Records shown
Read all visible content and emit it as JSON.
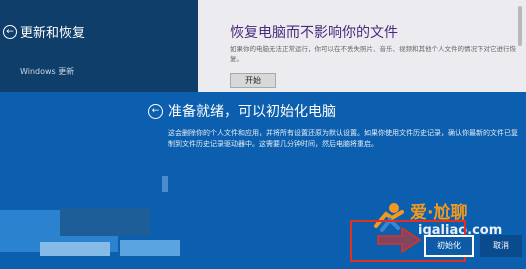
{
  "sidebar": {
    "title": "更新和恢复",
    "item": "Windows 更新"
  },
  "right_panel": {
    "title": "恢复电脑而不影响你的文件",
    "description": "如果你的电脑无法正常运行，你可以在不丢失照片、音乐、视频和其他个人文件的情况下对它进行恢复。",
    "start_label": "开始"
  },
  "dialog": {
    "title": "准备就绪，可以初始化电脑",
    "description": "这会删除你的个人文件和应用，并将所有设置还原为默认设置。如果你使用文件历史记录，确认你最新的文件已复制到文件历史记录驱动器中。这需要几分钟时间，然后电脑将重启。",
    "reset_label": "初始化",
    "cancel_label": "取消"
  },
  "watermark": {
    "brand": "爱·尬聊",
    "domain": "igaliao.com"
  },
  "colors": {
    "sidebar_bg": "#0f3e6a",
    "dialog_bg": "#0b5fae",
    "panel_title": "#4a2a7a",
    "highlight_box": "#e23020",
    "watermark_orange": "#f39a1e"
  },
  "icons": [
    "back-arrow-icon",
    "watermark-logo-icon",
    "pointer-arrow-icon"
  ]
}
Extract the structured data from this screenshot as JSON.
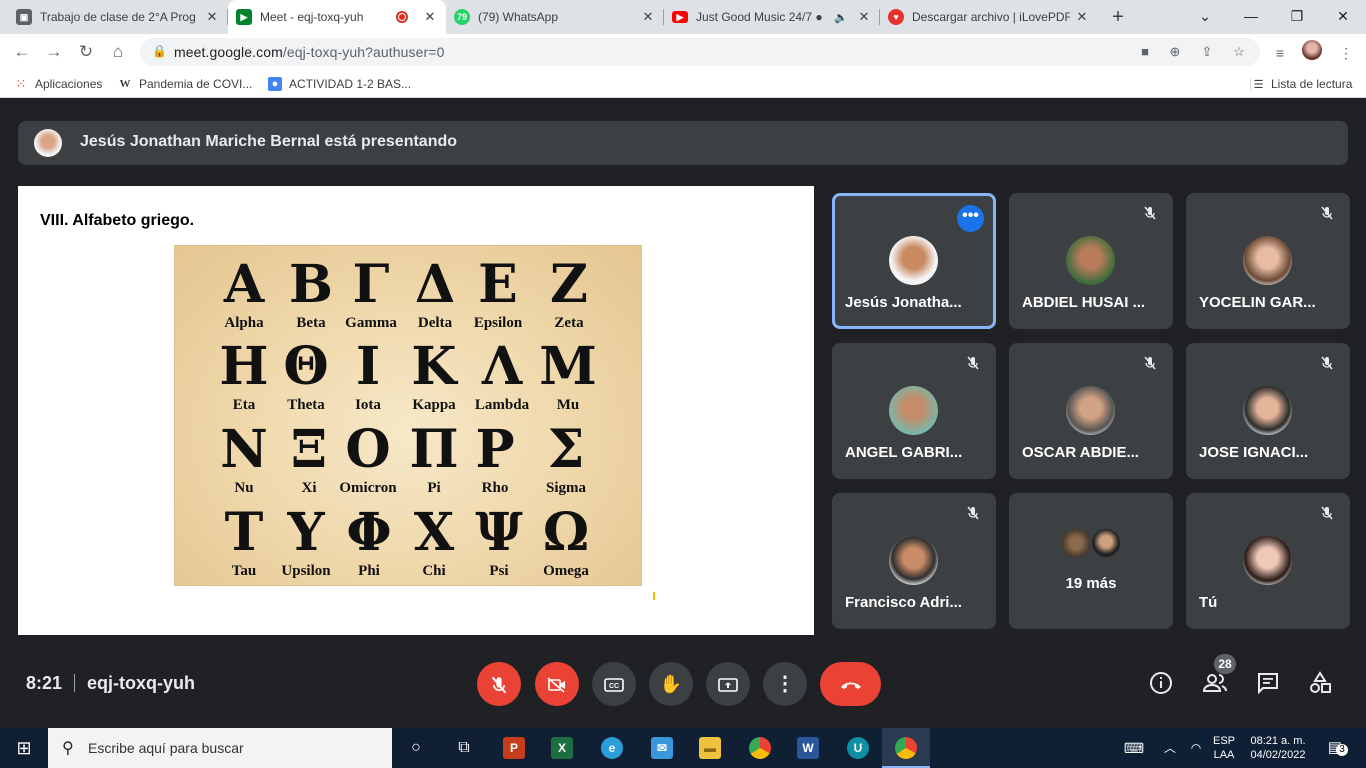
{
  "browser": {
    "tabs": [
      {
        "label": "Trabajo de clase de 2°A Prog",
        "favicon_color": "#5f6368"
      },
      {
        "label": "Meet - eqj-toxq-yuh",
        "favicon_color": "#00832d",
        "active": true,
        "recording": true
      },
      {
        "label": "(79) WhatsApp",
        "favicon_color": "#25d366",
        "badge": "79"
      },
      {
        "label": "Just Good Music 24/7 ●",
        "favicon_color": "#ff0000",
        "audio": true
      },
      {
        "label": "Descargar archivo | iLovePDF",
        "favicon_color": "#e5322d"
      }
    ],
    "tab_close": "✕",
    "new_tab": "+",
    "url_host": "meet.google.com",
    "url_path": "/eqj-toxq-yuh?authuser=0",
    "bookmarks": [
      {
        "label": "Aplicaciones"
      },
      {
        "label": "Pandemia de COVI..."
      },
      {
        "label": "ACTIVIDAD 1-2 BAS..."
      }
    ],
    "reading_list": "Lista de lectura"
  },
  "meet": {
    "presenting_banner": "Jesús Jonathan Mariche Bernal está presentando",
    "slide_title": "VIII. Alfabeto griego.",
    "greek_rows": [
      [
        {
          "g": "Α",
          "n": "Alpha"
        },
        {
          "g": "Β",
          "n": "Beta"
        },
        {
          "g": "Γ",
          "n": "Gamma"
        },
        {
          "g": "Δ",
          "n": "Delta"
        },
        {
          "g": "Ε",
          "n": "Epsilon"
        },
        {
          "g": "Ζ",
          "n": "Zeta"
        }
      ],
      [
        {
          "g": "Η",
          "n": "Eta"
        },
        {
          "g": "Θ",
          "n": "Theta"
        },
        {
          "g": "Ι",
          "n": "Iota"
        },
        {
          "g": "Κ",
          "n": "Kappa"
        },
        {
          "g": "Λ",
          "n": "Lambda"
        },
        {
          "g": "Μ",
          "n": "Mu"
        }
      ],
      [
        {
          "g": "Ν",
          "n": "Nu"
        },
        {
          "g": "Ξ",
          "n": "Xi"
        },
        {
          "g": "Ο",
          "n": "Omicron"
        },
        {
          "g": "Π",
          "n": "Pi"
        },
        {
          "g": "Ρ",
          "n": "Rho"
        },
        {
          "g": "Σ",
          "n": "Sigma"
        }
      ],
      [
        {
          "g": "Τ",
          "n": "Tau"
        },
        {
          "g": "Υ",
          "n": "Upsilon"
        },
        {
          "g": "Φ",
          "n": "Phi"
        },
        {
          "g": "Χ",
          "n": "Chi"
        },
        {
          "g": "Ψ",
          "n": "Psi"
        },
        {
          "g": "Ω",
          "n": "Omega"
        }
      ]
    ],
    "participants": [
      {
        "name": "Jesús Jonatha...",
        "speaking": true,
        "muted": false
      },
      {
        "name": "ABDIEL HUSAI ...",
        "muted": true
      },
      {
        "name": "YOCELIN GAR...",
        "muted": true
      },
      {
        "name": "ANGEL GABRI...",
        "muted": true
      },
      {
        "name": "OSCAR ABDIE...",
        "muted": true
      },
      {
        "name": "JOSE IGNACI...",
        "muted": true
      },
      {
        "name": "Francisco Adri...",
        "muted": true
      },
      {
        "name": "Tú",
        "muted": true
      }
    ],
    "more_participants": "19 más",
    "time": "8:21",
    "meeting_code": "eqj-toxq-yuh",
    "participant_count": "28"
  },
  "taskbar": {
    "search_placeholder": "Escribe aquí para buscar",
    "lang_top": "ESP",
    "lang_bottom": "LAA",
    "clock_time": "08:21 a. m.",
    "clock_date": "04/02/2022",
    "notif_count": "3"
  }
}
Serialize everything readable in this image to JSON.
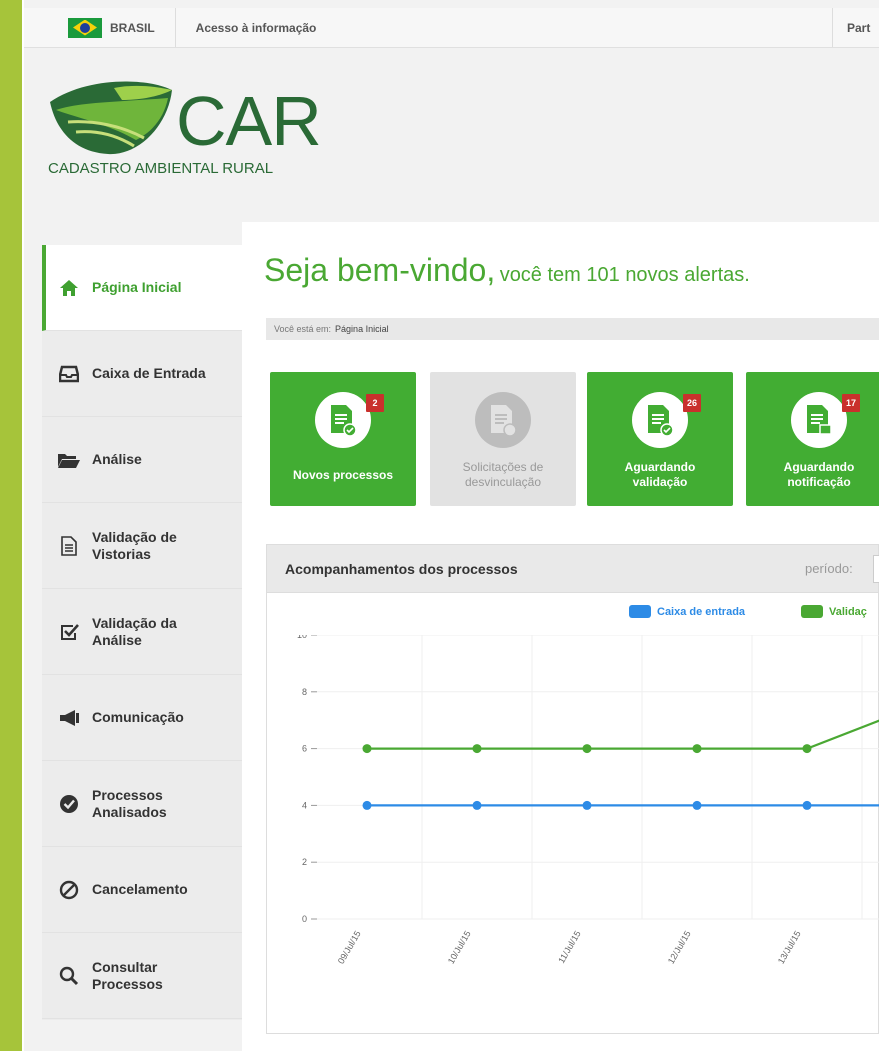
{
  "topbar": {
    "brasil": "BRASIL",
    "acesso": "Acesso à informação",
    "partial": "Part"
  },
  "logo": {
    "title": "CAR",
    "subtitle": "CADASTRO AMBIENTAL RURAL"
  },
  "sidebar": {
    "items": [
      {
        "label": "Página Inicial",
        "icon": "home-icon",
        "active": true
      },
      {
        "label": "Caixa de Entrada",
        "icon": "inbox-icon"
      },
      {
        "label": "Análise",
        "icon": "folder-open-icon"
      },
      {
        "label": "Validação de Vistorias",
        "icon": "document-icon"
      },
      {
        "label": "Validação da Análise",
        "icon": "check-square-icon"
      },
      {
        "label": "Comunicação",
        "icon": "megaphone-icon"
      },
      {
        "label": "Processos Analisados",
        "icon": "check-circle-icon"
      },
      {
        "label": "Cancelamento",
        "icon": "ban-icon"
      },
      {
        "label": "Consultar Processos",
        "icon": "search-icon"
      }
    ]
  },
  "welcome": {
    "big": "Seja bem-vindo,",
    "small": "você tem 101 novos alertas."
  },
  "breadcrumb": {
    "prefix": "Você está em:",
    "current": "Página Inicial"
  },
  "tiles": [
    {
      "label": "Novos processos",
      "badge": "2",
      "disabled": false
    },
    {
      "label": "Solicitações de desvinculação",
      "badge": "",
      "disabled": true
    },
    {
      "label": "Aguardando validação",
      "badge": "26",
      "disabled": false
    },
    {
      "label": "Aguardando notificação",
      "badge": "17",
      "disabled": false
    }
  ],
  "panel": {
    "title": "Acompanhamentos dos processos",
    "periodo": "período:"
  },
  "colors": {
    "green": "#4aa833",
    "blue": "#2d8be6",
    "badge": "#c9302c"
  },
  "chart_data": {
    "type": "line",
    "categories": [
      "09/Jul/15",
      "10/Jul/15",
      "11/Jul/15",
      "12/Jul/15",
      "13/Jul/15"
    ],
    "series": [
      {
        "name": "Caixa de entrada",
        "values": [
          4,
          4,
          4,
          4,
          4,
          4
        ],
        "color": "#2d8be6"
      },
      {
        "name": "Validaç",
        "values": [
          6,
          6,
          6,
          6,
          6,
          7.5
        ],
        "color": "#4aa833"
      }
    ],
    "y_ticks": [
      "0",
      "2",
      "4",
      "6",
      "8",
      "10"
    ],
    "ylim": [
      0,
      10
    ],
    "grid": true,
    "legend": "top"
  }
}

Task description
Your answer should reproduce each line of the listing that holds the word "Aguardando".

Problem solution
      "label": "Aguardando validação",
      "label": "Aguardando notificação",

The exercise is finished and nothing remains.